Thursday, February 11, 2010

Premature Ventricular Contractions

It’s common for a healthy woman in her twenties to experience some PVCs – extra, abnormal heartbeats that begin in one of the ventricles. That’s what my doctor said when I was rejected by the blood bank for having an abnormal pulse. She wasn’t making it up; it’s true.

It’s not healthy to have more than one hundred PVCs a minute.

My family doctor was smiling when she told me what the sleep study found. Don’t judge her for giving me bad news in a light-hearted way; in this case, bad news meant good news. Knowing that my heart was working so hard to pump blood through my body, she had no doubt in her mind that I was tired because of the PVCs. My other symptoms (pain in shoulders and neck, headaches, blurred vision, etc) could also be related to my heart issue.

Woo hoo, there was finally an explanation! Unfortunately, we also had to consider why my heart wasn’t pumping well. PVCs are a symptom, not a disease, and the cause ranges from easily fixed (viral infection) to deadly (Hypoplastic left heart syndrome).

Dare I say, the news gave me pause.

The tests started right away. Remember that bulky piece of equipment I had to wear? It was a Holter monitor, a device that recorded my heart beat for 48 hours. It confirmed the PVCs that I had the night of the sleep study weren’t a fluke. My heart had thousands of extra beats over the course of two days.

Then Dr. Heart (my favourite specialist so far) put me on a treadmill and found out that my heart didn’t freak out under stress. He thought that was great news, but needed to do one more test just to check something out, as doctors often say.

I’ll never forget my first echocardiogram (basically an ultrasound of the heart). Many people cry when they see a growing fetus on an ultrasound screen. I had to choke back tears when I saw the image of my heart working so hard to keep me alive. It was obvious, even to me, that my heart was sick.

I described it to my family by doing a dance. I stood tall, stretched my arms high above my head and pumped my legs up and down as fast as I could. That was my tired heart. Except my heart couldn’t fall over when it was too tired to keep going. Well, I guess it could, but I’d be dead.

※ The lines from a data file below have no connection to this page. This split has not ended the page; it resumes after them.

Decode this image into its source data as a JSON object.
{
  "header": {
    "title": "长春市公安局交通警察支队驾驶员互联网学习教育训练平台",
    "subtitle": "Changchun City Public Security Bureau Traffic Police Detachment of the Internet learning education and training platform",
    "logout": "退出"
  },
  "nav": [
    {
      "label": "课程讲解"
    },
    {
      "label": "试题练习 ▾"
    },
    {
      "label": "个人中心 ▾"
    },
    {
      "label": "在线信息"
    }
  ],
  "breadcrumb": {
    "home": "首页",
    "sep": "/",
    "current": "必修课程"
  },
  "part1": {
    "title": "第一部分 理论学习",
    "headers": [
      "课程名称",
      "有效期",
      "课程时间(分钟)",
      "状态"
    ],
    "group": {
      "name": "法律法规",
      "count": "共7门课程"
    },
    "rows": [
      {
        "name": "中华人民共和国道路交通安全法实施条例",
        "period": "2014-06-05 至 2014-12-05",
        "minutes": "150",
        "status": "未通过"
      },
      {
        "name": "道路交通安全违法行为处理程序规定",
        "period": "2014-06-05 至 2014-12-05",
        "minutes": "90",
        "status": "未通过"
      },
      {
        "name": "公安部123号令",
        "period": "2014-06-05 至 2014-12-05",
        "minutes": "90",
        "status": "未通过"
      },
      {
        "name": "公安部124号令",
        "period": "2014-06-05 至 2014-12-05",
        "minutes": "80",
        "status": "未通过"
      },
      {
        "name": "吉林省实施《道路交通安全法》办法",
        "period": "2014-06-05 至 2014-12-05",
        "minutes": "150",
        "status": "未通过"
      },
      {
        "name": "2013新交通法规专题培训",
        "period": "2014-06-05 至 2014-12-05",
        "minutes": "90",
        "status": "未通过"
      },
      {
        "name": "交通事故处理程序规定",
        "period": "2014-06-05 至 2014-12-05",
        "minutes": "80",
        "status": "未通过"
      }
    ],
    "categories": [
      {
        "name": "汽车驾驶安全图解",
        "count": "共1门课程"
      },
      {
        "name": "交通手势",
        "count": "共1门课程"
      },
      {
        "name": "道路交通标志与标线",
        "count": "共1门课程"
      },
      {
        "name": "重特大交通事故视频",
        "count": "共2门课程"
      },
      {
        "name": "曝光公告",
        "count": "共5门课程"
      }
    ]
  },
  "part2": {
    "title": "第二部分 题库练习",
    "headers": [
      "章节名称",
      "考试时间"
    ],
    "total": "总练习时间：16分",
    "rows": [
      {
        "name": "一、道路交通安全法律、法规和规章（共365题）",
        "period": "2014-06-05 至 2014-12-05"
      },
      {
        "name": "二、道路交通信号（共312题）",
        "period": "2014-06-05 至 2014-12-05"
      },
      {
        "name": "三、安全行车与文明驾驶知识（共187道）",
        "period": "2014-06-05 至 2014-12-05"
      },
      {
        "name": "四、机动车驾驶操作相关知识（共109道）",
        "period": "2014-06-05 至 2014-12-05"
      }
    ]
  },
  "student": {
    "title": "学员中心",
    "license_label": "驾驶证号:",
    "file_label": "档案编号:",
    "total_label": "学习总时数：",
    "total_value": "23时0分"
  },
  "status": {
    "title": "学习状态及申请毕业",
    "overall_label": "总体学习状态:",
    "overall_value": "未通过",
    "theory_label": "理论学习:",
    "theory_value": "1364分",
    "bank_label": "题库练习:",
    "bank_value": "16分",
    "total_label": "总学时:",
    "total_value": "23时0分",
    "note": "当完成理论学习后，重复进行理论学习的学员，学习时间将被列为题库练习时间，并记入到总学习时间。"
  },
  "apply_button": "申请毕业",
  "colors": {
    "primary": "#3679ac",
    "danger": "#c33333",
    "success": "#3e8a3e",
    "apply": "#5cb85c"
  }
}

There was one more test before I got the news. An ECHO is requested by doctors to look at the structure of the heart, and it can also measure an ejection fraction (how much blood pumps out of the left ventricle with each heart beat). A MUGA scan is a more accurate way to measure the ejection fraction (EF).

A normal EF is 55 to 70 per cent. Mine was 27 per cent.


  1. NOTE - Holter monitor picture attribution: Jason7825 at en.wikipedia

  2. I bet that, even with bad news, it was still a relief to know you were on the road to a diagnosis.

  3. It was a relief. It was also validating after so many years of being treated like a hypochondriac by doctors.

  4. i'm speechless jenn.. not only that you had to endure the ignorance of medical professionals, but that it was your heart that was the cause. i'm sure that if you were a 55+ man that was overweight with the same symptoms the diagnosis would have been a lot more speedy.

  5. Barb, you're so right - because I am a young female, nobody thought to check my heart.

    Since I've been diagnosed (ans therefore concerned about heart health/diagnosis news) people have really been emphasizing the differences in heart symptoms between men and women. That makes it even more difficult to diagnose women.

  6. this might sound odd, but i really enjoy the picture of the heart.

    i am left speechless by the story, waiting for more!

  7. Lindsay, it is a cool picture, isn't it? More is on the way!